- _Work instruction_
The listing below is to be written out word for word, minus its images.

- _Given data_
__________

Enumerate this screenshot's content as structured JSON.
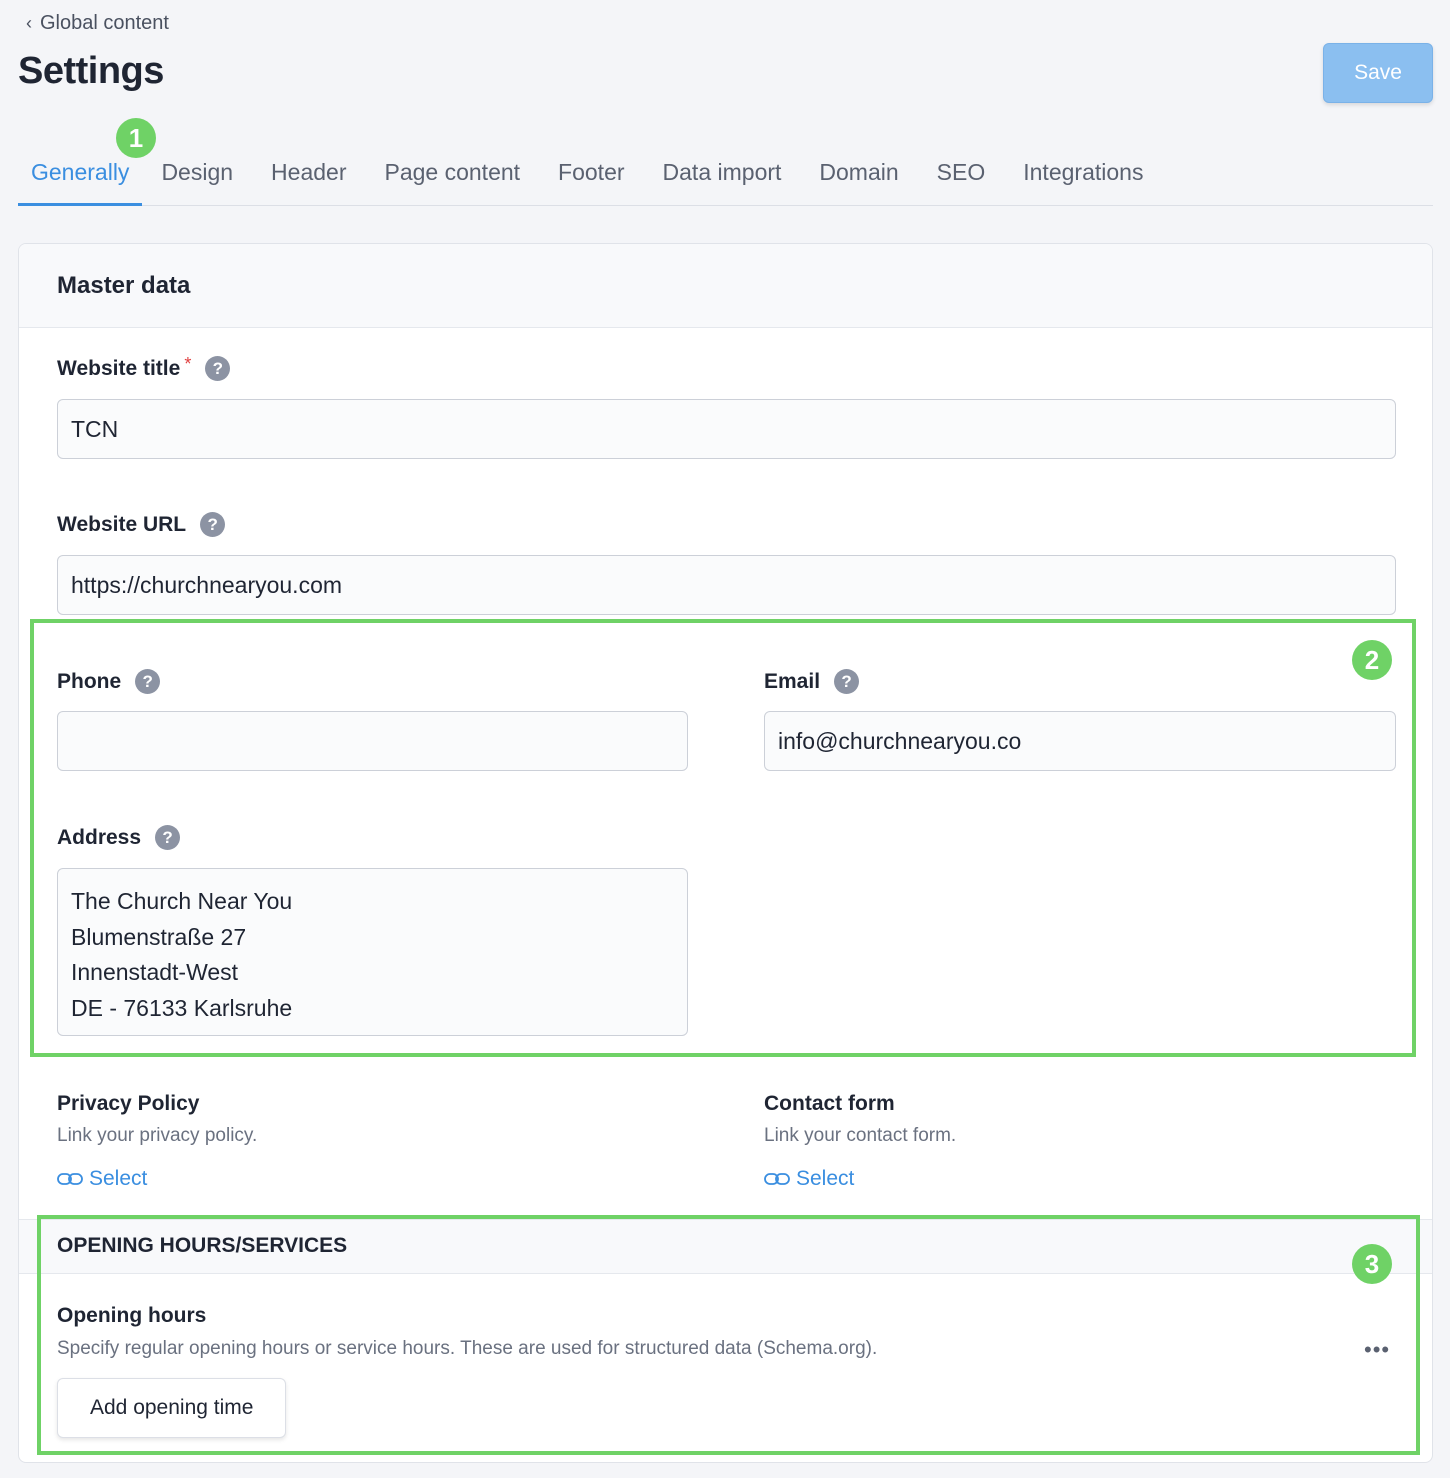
{
  "nav": {
    "back_label": "Global content",
    "page_title": "Settings",
    "save_label": "Save"
  },
  "tabs": [
    {
      "label": "Generally",
      "active": true
    },
    {
      "label": "Design",
      "active": false
    },
    {
      "label": "Header",
      "active": false
    },
    {
      "label": "Page content",
      "active": false
    },
    {
      "label": "Footer",
      "active": false
    },
    {
      "label": "Data import",
      "active": false
    },
    {
      "label": "Domain",
      "active": false
    },
    {
      "label": "SEO",
      "active": false
    },
    {
      "label": "Integrations",
      "active": false
    }
  ],
  "markers": [
    "1",
    "2",
    "3"
  ],
  "master": {
    "title": "Master data",
    "website_title": {
      "label": "Website title",
      "required": "*",
      "value": "TCN"
    },
    "website_url": {
      "label": "Website URL",
      "value": "https://churchnearyou.com"
    },
    "phone": {
      "label": "Phone",
      "value": ""
    },
    "email": {
      "label": "Email",
      "value": "info@churchnearyou.co"
    },
    "address": {
      "label": "Address",
      "lines": [
        "The Church Near You",
        "Blumenstraße 27",
        "Innenstadt-West",
        "DE - 76133 Karlsruhe"
      ]
    },
    "privacy": {
      "label": "Privacy Policy",
      "desc": "Link your privacy policy.",
      "link": "Select"
    },
    "contact": {
      "label": "Contact form",
      "desc": "Link your contact form.",
      "link": "Select"
    }
  },
  "hours": {
    "section_title": "OPENING HOURS/SERVICES",
    "label": "Opening hours",
    "desc": "Specify regular opening hours or service hours. These are used for structured data (Schema.org).",
    "more": "•••",
    "add_label": "Add opening time"
  },
  "icons": {
    "back": "chevron-left-icon",
    "help": "question-circle-icon",
    "link": "link-icon",
    "more": "more-dots-icon"
  },
  "colors": {
    "accent": "#3a8ee0",
    "save_button": "#8bbff0",
    "highlight": "#6fd266",
    "required": "#e04040"
  }
}
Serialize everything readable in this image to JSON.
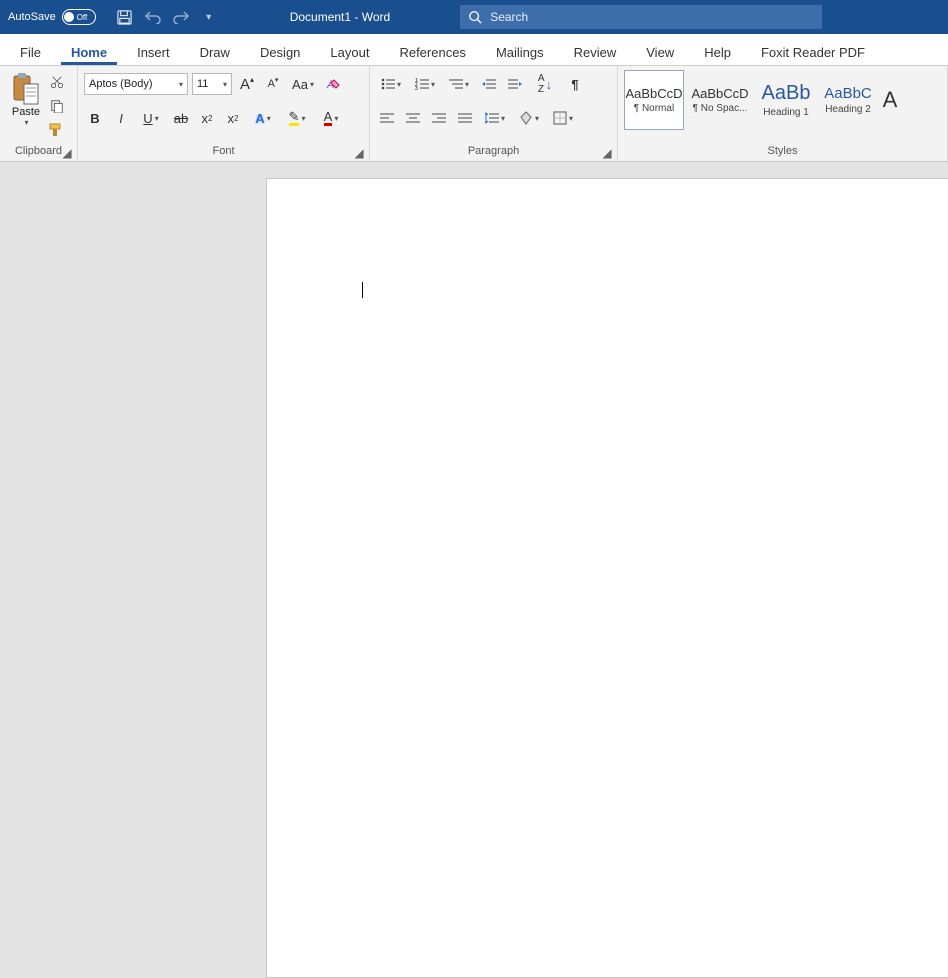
{
  "titlebar": {
    "autosave_label": "AutoSave",
    "autosave_state": "Off",
    "document_title": "Document1  -  Word",
    "search_placeholder": "Search"
  },
  "tabs": [
    {
      "id": "file",
      "label": "File"
    },
    {
      "id": "home",
      "label": "Home",
      "active": true
    },
    {
      "id": "insert",
      "label": "Insert"
    },
    {
      "id": "draw",
      "label": "Draw"
    },
    {
      "id": "design",
      "label": "Design"
    },
    {
      "id": "layout",
      "label": "Layout"
    },
    {
      "id": "references",
      "label": "References"
    },
    {
      "id": "mailings",
      "label": "Mailings"
    },
    {
      "id": "review",
      "label": "Review"
    },
    {
      "id": "view",
      "label": "View"
    },
    {
      "id": "help",
      "label": "Help"
    },
    {
      "id": "foxit",
      "label": "Foxit Reader PDF"
    }
  ],
  "ribbon": {
    "clipboard": {
      "label": "Clipboard",
      "paste": "Paste"
    },
    "font": {
      "label": "Font",
      "name": "Aptos (Body)",
      "size": "11",
      "change_case": "Aa"
    },
    "paragraph": {
      "label": "Paragraph"
    },
    "styles": {
      "label": "Styles",
      "items": [
        {
          "sample": "AaBbCcD",
          "name": "¶ Normal",
          "selected": true,
          "cls": ""
        },
        {
          "sample": "AaBbCcD",
          "name": "¶ No Spac...",
          "cls": ""
        },
        {
          "sample": "AaBb",
          "name": "Heading 1",
          "cls": "h1"
        },
        {
          "sample": "AaBbC",
          "name": "Heading 2",
          "cls": "h2"
        }
      ]
    }
  }
}
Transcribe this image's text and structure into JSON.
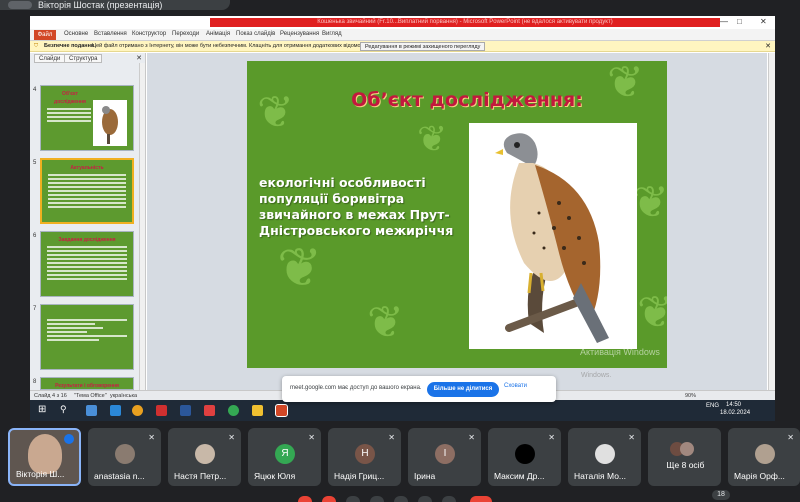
{
  "meet": {
    "presenter_label": "Вікторія Шостак (презентація)",
    "share_banner": {
      "text": "meet.google.com має доступ до вашого екрана.",
      "stop_label": "Більше не ділитися",
      "hide_label": "Сховати"
    },
    "participants": [
      {
        "name": "Вікторія Ш...",
        "initial": "",
        "color": "#7a6a60",
        "speaking": true
      },
      {
        "name": "anastasia n...",
        "initial": "",
        "color": "#8a7b70"
      },
      {
        "name": "Настя Петр...",
        "initial": "",
        "color": "#c8b8a8"
      },
      {
        "name": "Яцюк Юля",
        "initial": "Я",
        "color": "#34a853"
      },
      {
        "name": "Надія Гриц...",
        "initial": "Н",
        "color": "#795548"
      },
      {
        "name": "Ірина",
        "initial": "І",
        "color": "#8d6e63"
      },
      {
        "name": "Максим Др...",
        "initial": "",
        "color": "#000000"
      },
      {
        "name": "Наталія Мо...",
        "initial": "",
        "color": "#e0e0e0"
      },
      {
        "name": "Ще 8 осіб",
        "initial": "",
        "color": "#6d4c41"
      },
      {
        "name": "Марія Орф...",
        "initial": "",
        "color": "#b0a090"
      }
    ],
    "participant_count": "18"
  },
  "powerpoint": {
    "title": "Кошенька звичайний (Fr.10...Виплатний порвання) - Microsoft PowerPoint (не вдалося активувати продукт)",
    "ribbon_tabs": [
      "Файл",
      "Основне",
      "Вставлення",
      "Конструктор",
      "Переходи",
      "Анімація",
      "Показ слайдів",
      "Рецензування",
      "Вигляд"
    ],
    "security_bar": {
      "label": "Безпечне подання",
      "message": "Цей файл отримано з Інтернету, він може бути небезпечним. Клацніть для отримання додаткових відомостей.",
      "button": "Редагування в режимі захищеного перегляду"
    },
    "panel_tabs": [
      "Слайди",
      "Структура"
    ],
    "thumbnails": [
      {
        "num": "4",
        "title": "Об'єкт дослідження"
      },
      {
        "num": "5",
        "title": "Актуальність"
      },
      {
        "num": "6",
        "title": "Завдання дослідження"
      },
      {
        "num": "7",
        "title": ""
      },
      {
        "num": "8",
        "title": "Результати і обговорення"
      }
    ],
    "slide": {
      "title": "Об’єкт дослідження:",
      "body": " екологічні особливості популяції боривітра звичайного в межах Прут-Дністровського межиріччя"
    },
    "activation_watermark": "Активація Windows",
    "windows_watermark": "Windows.",
    "statusbar": {
      "slide_info": "Слайд 4 з 16",
      "theme": "\"Тема Office\"",
      "language": "українська",
      "zoom": "90%"
    },
    "taskbar": {
      "time": "14:50",
      "date": "18.02.2024",
      "lang": "ENG"
    }
  }
}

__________

- _Output of the exercise_
Enumerate this screenshot's content as structured JSON.
{
  "nav": {
    "back_label": "Global content",
    "page_title": "Settings",
    "save_label": "Save"
  },
  "tabs": [
    {
      "label": "Generally",
      "active": true
    },
    {
      "label": "Design",
      "active": false
    },
    {
      "label": "Header",
      "active": false
    },
    {
      "label": "Page content",
      "active": false
    },
    {
      "label": "Footer",
      "active": false
    },
    {
      "label": "Data import",
      "active": false
    },
    {
      "label": "Domain",
      "active": false
    },
    {
      "label": "SEO",
      "active": false
    },
    {
      "label": "Integrations",
      "active": false
    }
  ],
  "markers": [
    "1",
    "2",
    "3"
  ],
  "master": {
    "title": "Master data",
    "website_title": {
      "label": "Website title",
      "required": "*",
      "value": "TCN"
    },
    "website_url": {
      "label": "Website URL",
      "value": "https://churchnearyou.com"
    },
    "phone": {
      "label": "Phone",
      "value": ""
    },
    "email": {
      "label": "Email",
      "value": "info@churchnearyou.co"
    },
    "address": {
      "label": "Address",
      "lines": [
        "The Church Near You",
        "Blumenstraße 27",
        "Innenstadt-West",
        "DE - 76133 Karlsruhe"
      ]
    },
    "privacy": {
      "label": "Privacy Policy",
      "desc": "Link your privacy policy.",
      "link": "Select"
    },
    "contact": {
      "label": "Contact form",
      "desc": "Link your contact form.",
      "link": "Select"
    }
  },
  "hours": {
    "section_title": "OPENING HOURS/SERVICES",
    "label": "Opening hours",
    "desc": "Specify regular opening hours or service hours. These are used for structured data (Schema.org).",
    "more": "•••",
    "add_label": "Add opening time"
  },
  "icons": {
    "back": "chevron-left-icon",
    "help": "question-circle-icon",
    "link": "link-icon",
    "more": "more-dots-icon"
  },
  "colors": {
    "accent": "#3a8ee0",
    "save_button": "#8bbff0",
    "highlight": "#6fd266",
    "required": "#e04040"
  }
}
Serialize everything readable in this image to JSON.
{
  "titlebar": {
    "autosave_label": "AutoSave",
    "autosave_state": "Off",
    "document_title": "Document1  -  Word",
    "search_placeholder": "Search"
  },
  "tabs": [
    {
      "id": "file",
      "label": "File"
    },
    {
      "id": "home",
      "label": "Home",
      "active": true
    },
    {
      "id": "insert",
      "label": "Insert"
    },
    {
      "id": "draw",
      "label": "Draw"
    },
    {
      "id": "design",
      "label": "Design"
    },
    {
      "id": "layout",
      "label": "Layout"
    },
    {
      "id": "references",
      "label": "References"
    },
    {
      "id": "mailings",
      "label": "Mailings"
    },
    {
      "id": "review",
      "label": "Review"
    },
    {
      "id": "view",
      "label": "View"
    },
    {
      "id": "help",
      "label": "Help"
    },
    {
      "id": "foxit",
      "label": "Foxit Reader PDF"
    }
  ],
  "ribbon": {
    "clipboard": {
      "label": "Clipboard",
      "paste": "Paste"
    },
    "font": {
      "label": "Font",
      "name": "Aptos (Body)",
      "size": "11",
      "change_case": "Aa"
    },
    "paragraph": {
      "label": "Paragraph"
    },
    "styles": {
      "label": "Styles",
      "items": [
        {
          "sample": "AaBbCcD",
          "name": "¶ Normal",
          "selected": true,
          "cls": ""
        },
        {
          "sample": "AaBbCcD",
          "name": "¶ No Spac...",
          "cls": ""
        },
        {
          "sample": "AaBb",
          "name": "Heading 1",
          "cls": "h1"
        },
        {
          "sample": "AaBbC",
          "name": "Heading 2",
          "cls": "h2"
        }
      ]
    }
  }
}
Transcribe this image's text and structure into JSON.
{
  "meet": {
    "presenter_label": "Вікторія Шостак (презентація)",
    "share_banner": {
      "text": "meet.google.com має доступ до вашого екрана.",
      "stop_label": "Більше не ділитися",
      "hide_label": "Сховати"
    },
    "participants": [
      {
        "name": "Вікторія Ш...",
        "initial": "",
        "color": "#7a6a60",
        "speaking": true
      },
      {
        "name": "anastasia n...",
        "initial": "",
        "color": "#8a7b70"
      },
      {
        "name": "Настя Петр...",
        "initial": "",
        "color": "#c8b8a8"
      },
      {
        "name": "Яцюк Юля",
        "initial": "Я",
        "color": "#34a853"
      },
      {
        "name": "Надія Гриц...",
        "initial": "Н",
        "color": "#795548"
      },
      {
        "name": "Ірина",
        "initial": "І",
        "color": "#8d6e63"
      },
      {
        "name": "Максим Др...",
        "initial": "",
        "color": "#000000"
      },
      {
        "name": "Наталія Мо...",
        "initial": "",
        "color": "#e0e0e0"
      },
      {
        "name": "Ще 8 осіб",
        "initial": "",
        "color": "#6d4c41"
      },
      {
        "name": "Марія Орф...",
        "initial": "",
        "color": "#b0a090"
      }
    ],
    "participant_count": "18"
  },
  "powerpoint": {
    "title": "Кошенька звичайний (Fr.10...Виплатний порвання) - Microsoft PowerPoint (не вдалося активувати продукт)",
    "ribbon_tabs": [
      "Файл",
      "Основне",
      "Вставлення",
      "Конструктор",
      "Переходи",
      "Анімація",
      "Показ слайдів",
      "Рецензування",
      "Вигляд"
    ],
    "security_bar": {
      "label": "Безпечне подання",
      "message": "Цей файл отримано з Інтернету, він може бути небезпечним. Клацніть для отримання додаткових відомостей.",
      "button": "Редагування в режимі захищеного перегляду"
    },
    "panel_tabs": [
      "Слайди",
      "Структура"
    ],
    "thumbnails": [
      {
        "num": "4",
        "title": "Об'єкт дослідження"
      },
      {
        "num": "5",
        "title": "Актуальність"
      },
      {
        "num": "6",
        "title": "Завдання дослідження"
      },
      {
        "num": "7",
        "title": ""
      },
      {
        "num": "8",
        "title": "Результати і обговорення"
      }
    ],
    "slide": {
      "title": "Об’єкт дослідження:",
      "body": " екологічні особливості популяції боривітра звичайного в межах Прут-Дністровського межиріччя"
    },
    "activation_watermark": "Активація Windows",
    "windows_watermark": "Windows.",
    "statusbar": {
      "slide_info": "Слайд 4 з 16",
      "theme": "\"Тема Office\"",
      "language": "українська",
      "zoom": "90%"
    },
    "taskbar": {
      "time": "14:50",
      "date": "18.02.2024",
      "lang": "ENG"
    }
  }
}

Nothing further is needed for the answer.